- [Information provided]
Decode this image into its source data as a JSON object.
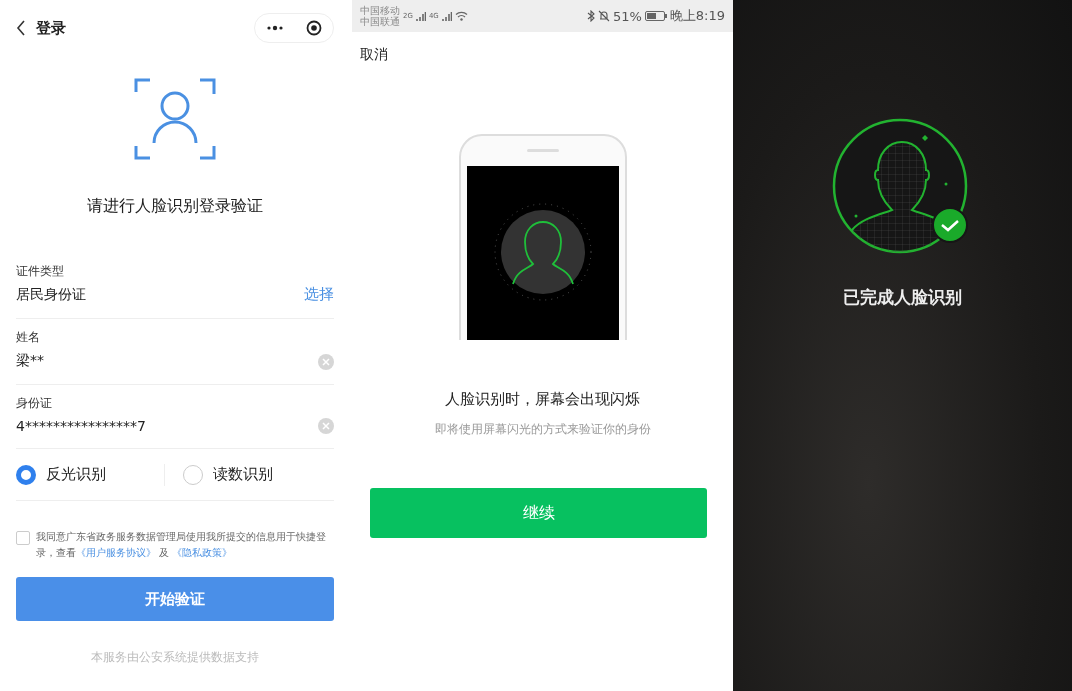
{
  "login": {
    "title": "登录",
    "prompt": "请进行人脸识别登录验证",
    "fields": [
      {
        "kind": "select",
        "label": "证件类型",
        "value": "居民身份证",
        "action": "选择"
      },
      {
        "kind": "clearable",
        "label": "姓名",
        "value": "梁**"
      },
      {
        "kind": "clearable",
        "label": "身份证",
        "value": "4****************7"
      }
    ],
    "modes": [
      {
        "label": "反光识别",
        "selected": true
      },
      {
        "label": "读数识别",
        "selected": false
      }
    ],
    "agreement": {
      "checked": false,
      "text": "我同意广东省政务服务数据管理局使用我所提交的信息用于快捷登录，查看",
      "links": [
        "《用户服务协议》",
        "《隐私政策》"
      ],
      "joiner": "及"
    },
    "submit": "开始验证",
    "footer": "本服务由公安系统提供数据支持"
  },
  "flash_screen": {
    "status_bar": {
      "carriers": [
        "中国移动",
        "中国联通"
      ],
      "networks": [
        "2G",
        "4G"
      ],
      "battery": "51%",
      "time": "晚上8:19"
    },
    "cancel": "取消",
    "title": "人脸识别时，屏幕会出现闪烁",
    "subtitle": "即将使用屏幕闪光的方式来验证你的身份",
    "continue": "继续"
  },
  "done_screen": {
    "message": "已完成人脸识别"
  }
}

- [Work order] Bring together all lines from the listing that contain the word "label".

- [Result of this exercise]
        "label": "证件类型",
        "label": "姓名",
        "label": "身份证",
        "label": "反光识别",
        "label": "读数识别",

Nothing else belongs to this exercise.